BRT lines also have lower peak capacity than light rail. Solving the capacity overload can prove more expensive than building light rail in the first place. Consider the cautionary tale of Los Angeles’ Metro Orange line, the 18-mile BRT line that opened in 2005 along an abandoned railroad corridor for its dedicated roadway. With over 28,000 boardings each weekday, the Orange Line has reached its capacity and is now considering a $1.7 billion conversion to LRT, a cost far higher than simply building LRT in the first place.5 Ottawa, the North American city with the most BRT experience is also now turning to LRT because of capacity issues that BRT just can’t handle.
There is yet another financial benefit of choosing light rail that is not factored into the construction and operating costs. Light rail lines have a proven track record of spurring tax-paying private investment, typically generating 4 times the economic development than the original construction cost. This is playing out in many places including Charlotte where they are doubling their light rail investment. Unfortunately, BRT doesn’t spur the same kind of economic growth as light rail. The construction money saved is easily lost in the diminished economic growth and tax revenue of BRT.

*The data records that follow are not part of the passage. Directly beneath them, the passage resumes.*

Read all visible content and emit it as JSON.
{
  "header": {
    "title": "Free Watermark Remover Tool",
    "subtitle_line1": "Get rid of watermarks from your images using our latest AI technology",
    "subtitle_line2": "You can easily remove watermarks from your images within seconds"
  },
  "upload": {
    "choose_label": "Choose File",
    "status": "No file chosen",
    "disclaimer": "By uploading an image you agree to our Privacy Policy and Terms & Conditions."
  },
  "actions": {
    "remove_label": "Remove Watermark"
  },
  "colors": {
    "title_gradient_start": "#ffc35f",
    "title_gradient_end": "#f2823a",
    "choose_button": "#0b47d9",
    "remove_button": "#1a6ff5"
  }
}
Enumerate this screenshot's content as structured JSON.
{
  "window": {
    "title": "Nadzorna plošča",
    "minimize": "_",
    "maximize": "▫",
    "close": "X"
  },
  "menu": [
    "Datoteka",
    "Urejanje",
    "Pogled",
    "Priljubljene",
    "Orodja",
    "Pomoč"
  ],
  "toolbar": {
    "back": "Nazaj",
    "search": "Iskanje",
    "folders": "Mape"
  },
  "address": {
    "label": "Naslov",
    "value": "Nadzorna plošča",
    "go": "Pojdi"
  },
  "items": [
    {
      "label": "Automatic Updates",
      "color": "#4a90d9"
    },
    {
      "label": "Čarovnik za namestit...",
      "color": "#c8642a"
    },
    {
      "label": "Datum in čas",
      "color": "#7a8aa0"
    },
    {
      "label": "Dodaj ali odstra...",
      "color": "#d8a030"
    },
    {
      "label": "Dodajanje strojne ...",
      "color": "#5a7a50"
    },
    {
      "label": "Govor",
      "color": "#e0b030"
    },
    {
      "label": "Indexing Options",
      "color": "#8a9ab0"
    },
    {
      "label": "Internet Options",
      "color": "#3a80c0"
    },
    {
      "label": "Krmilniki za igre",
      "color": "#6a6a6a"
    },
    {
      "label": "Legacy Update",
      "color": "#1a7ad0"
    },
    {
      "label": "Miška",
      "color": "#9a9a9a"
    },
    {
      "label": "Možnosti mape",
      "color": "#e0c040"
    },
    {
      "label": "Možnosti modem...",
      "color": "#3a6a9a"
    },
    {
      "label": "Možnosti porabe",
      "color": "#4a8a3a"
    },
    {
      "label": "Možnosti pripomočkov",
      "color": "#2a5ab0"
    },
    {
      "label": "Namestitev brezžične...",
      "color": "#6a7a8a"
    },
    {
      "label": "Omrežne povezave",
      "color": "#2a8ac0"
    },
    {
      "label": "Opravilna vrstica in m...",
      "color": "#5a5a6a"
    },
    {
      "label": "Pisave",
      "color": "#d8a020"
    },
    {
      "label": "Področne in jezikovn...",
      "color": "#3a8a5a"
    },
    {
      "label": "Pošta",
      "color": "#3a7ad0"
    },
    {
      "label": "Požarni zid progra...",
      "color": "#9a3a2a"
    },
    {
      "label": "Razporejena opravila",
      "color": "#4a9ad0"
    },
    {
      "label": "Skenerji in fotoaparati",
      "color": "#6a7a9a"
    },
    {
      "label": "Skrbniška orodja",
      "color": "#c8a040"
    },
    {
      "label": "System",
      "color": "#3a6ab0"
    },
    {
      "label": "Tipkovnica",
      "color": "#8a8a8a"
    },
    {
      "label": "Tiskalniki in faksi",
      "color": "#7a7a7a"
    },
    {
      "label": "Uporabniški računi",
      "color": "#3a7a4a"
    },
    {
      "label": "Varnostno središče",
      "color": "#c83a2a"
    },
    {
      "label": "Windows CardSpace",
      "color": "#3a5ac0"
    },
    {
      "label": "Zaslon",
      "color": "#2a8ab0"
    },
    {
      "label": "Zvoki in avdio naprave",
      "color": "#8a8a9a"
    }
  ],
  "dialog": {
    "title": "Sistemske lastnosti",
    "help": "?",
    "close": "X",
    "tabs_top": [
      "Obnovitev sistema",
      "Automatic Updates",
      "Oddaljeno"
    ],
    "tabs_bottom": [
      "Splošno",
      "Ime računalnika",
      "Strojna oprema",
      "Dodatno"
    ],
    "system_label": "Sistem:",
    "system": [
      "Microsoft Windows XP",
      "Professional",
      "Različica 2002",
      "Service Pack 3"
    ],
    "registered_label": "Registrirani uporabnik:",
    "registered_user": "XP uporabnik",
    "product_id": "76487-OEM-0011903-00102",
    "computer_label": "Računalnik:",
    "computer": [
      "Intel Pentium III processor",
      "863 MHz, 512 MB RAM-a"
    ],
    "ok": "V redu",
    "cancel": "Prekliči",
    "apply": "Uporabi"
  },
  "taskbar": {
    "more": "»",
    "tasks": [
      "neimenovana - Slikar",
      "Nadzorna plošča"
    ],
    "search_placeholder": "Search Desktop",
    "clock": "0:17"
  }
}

Light rail develops economic growth in walkable transit oriented communities that emphasize people and public spaces over asphalt. BRT reinforces highway patterns in urban designs, making our streets less friendly for walking shoes and bikes and making our cities less livable. Further, "BRT creep" is a well recognized issue whereby even the best of BRT projects are compromised by the politics of motorists unwilling to give up asphalt. This can make BRT little more than new signage on a bus stuck in traffic.
When looking at transit cost, we need to think of what we are purchasing and focus on performance as well. It is too easy to fall into the trap of quoting the performance of gold standard BRT with the cost of “BRT creep” lines built on the cheap. Despite a number of bus lines labelled as BRT, there are only 5 true BRT systems in the US and all are compromised by BRT creep.6 Not a single line in the US qualifies for gold or silver standard BRT according the the Institute of Transportion and Development Policy.7 This applies to many a well intentioned gold standard BRT plan such as Seattle’s Roosevelt BRT project where projected average BRT transit speeds of over 21 mph have BRT crept to under 8.5 mph.8
Historically, BRT can trace roots back to a philanthropic grant from Shell Oil. There are those on the political right who support BRT as a cover for promoting more fossil fuel use, more highway construction, and hostility to all forms of public transit. Do not think less of BRT because of this background. BRT has an important role as part of an integrated transit plan. However, as the anchor of a regional transit network, BRT tends to disappoint.
Durham Orange Light Rail is economic development and sustainable growth that doesn’t choke our roadways, pollute our air, and consume our open spaces. It is high capacity access to jobs in our urban cores and a wise investment in our economic future.
The time is now for light rail. We voted for it. We can't afford not to get off our asphalt and build it.